> Aim of the task
Reproduce the complete set of records exactly. No picture is to appear in the copy.

Excerpts from an interface dataset:
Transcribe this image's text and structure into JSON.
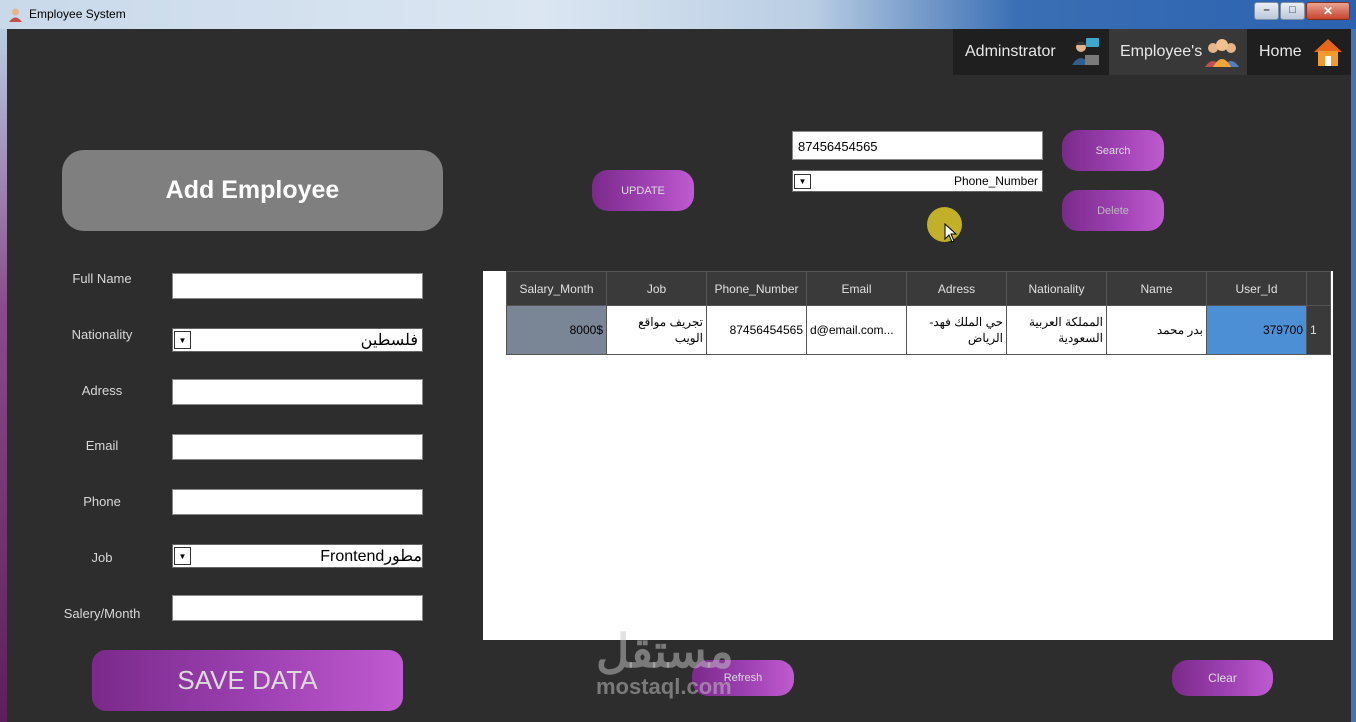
{
  "window": {
    "title": "Employee System"
  },
  "nav": {
    "admin_label": "Adminstrator",
    "employees_label": "Employee's",
    "home_label": "Home"
  },
  "form": {
    "header": "Add Employee",
    "labels": {
      "full_name": "Full Name",
      "nationality": "Nationality",
      "adress": "Adress",
      "email": "Email",
      "phone": "Phone",
      "job": "Job",
      "salary": "Salery/Month"
    },
    "values": {
      "full_name": "",
      "nationality": "فلسطين",
      "adress": "",
      "email": "",
      "phone": "",
      "job": "مطورFrontend",
      "salary": ""
    },
    "save_label": "SAVE DATA"
  },
  "toolbar": {
    "update_label": "UPDATE",
    "search_value": "87456454565",
    "search_field": "Phone_Number",
    "search_label": "Search",
    "delete_label": "Delete",
    "refresh_label": "Refresh",
    "clear_label": "Clear"
  },
  "grid": {
    "columns": [
      "Salary_Month",
      "Job",
      "Phone_Number",
      "Email",
      "Adress",
      "Nationality",
      "Name",
      "User_Id"
    ],
    "rows": [
      {
        "index": "1",
        "salary": "8000$",
        "job": "تجريف مواقع الويب",
        "phone": "87456454565",
        "email": "d@email.com...",
        "adress": "حي الملك فهد-الرياض",
        "nationality": "المملكة العربية السعودية",
        "name": "بدر محمد",
        "user_id": "379700"
      }
    ]
  },
  "watermark": {
    "ar": "مستقل",
    "en": "mostaql.com"
  },
  "colors": {
    "accent_purple": "#9b3fb0",
    "selected_cell": "#4d8fd5",
    "background": "#2d2d2d"
  }
}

> Answer section
Transcribe this image's text and structure into JSON.
{
  "window": {
    "title": "Employee System"
  },
  "nav": {
    "admin_label": "Adminstrator",
    "employees_label": "Employee's",
    "home_label": "Home"
  },
  "form": {
    "header": "Add Employee",
    "labels": {
      "full_name": "Full Name",
      "nationality": "Nationality",
      "adress": "Adress",
      "email": "Email",
      "phone": "Phone",
      "job": "Job",
      "salary": "Salery/Month"
    },
    "values": {
      "full_name": "",
      "nationality": "فلسطين",
      "adress": "",
      "email": "",
      "phone": "",
      "job": "مطورFrontend",
      "salary": ""
    },
    "save_label": "SAVE DATA"
  },
  "toolbar": {
    "update_label": "UPDATE",
    "search_value": "87456454565",
    "search_field": "Phone_Number",
    "search_label": "Search",
    "delete_label": "Delete",
    "refresh_label": "Refresh",
    "clear_label": "Clear"
  },
  "grid": {
    "columns": [
      "Salary_Month",
      "Job",
      "Phone_Number",
      "Email",
      "Adress",
      "Nationality",
      "Name",
      "User_Id"
    ],
    "rows": [
      {
        "index": "1",
        "salary": "8000$",
        "job": "تجريف مواقع الويب",
        "phone": "87456454565",
        "email": "d@email.com...",
        "adress": "حي الملك فهد-الرياض",
        "nationality": "المملكة العربية السعودية",
        "name": "بدر محمد",
        "user_id": "379700"
      }
    ]
  },
  "watermark": {
    "ar": "مستقل",
    "en": "mostaql.com"
  },
  "colors": {
    "accent_purple": "#9b3fb0",
    "selected_cell": "#4d8fd5",
    "background": "#2d2d2d"
  }
}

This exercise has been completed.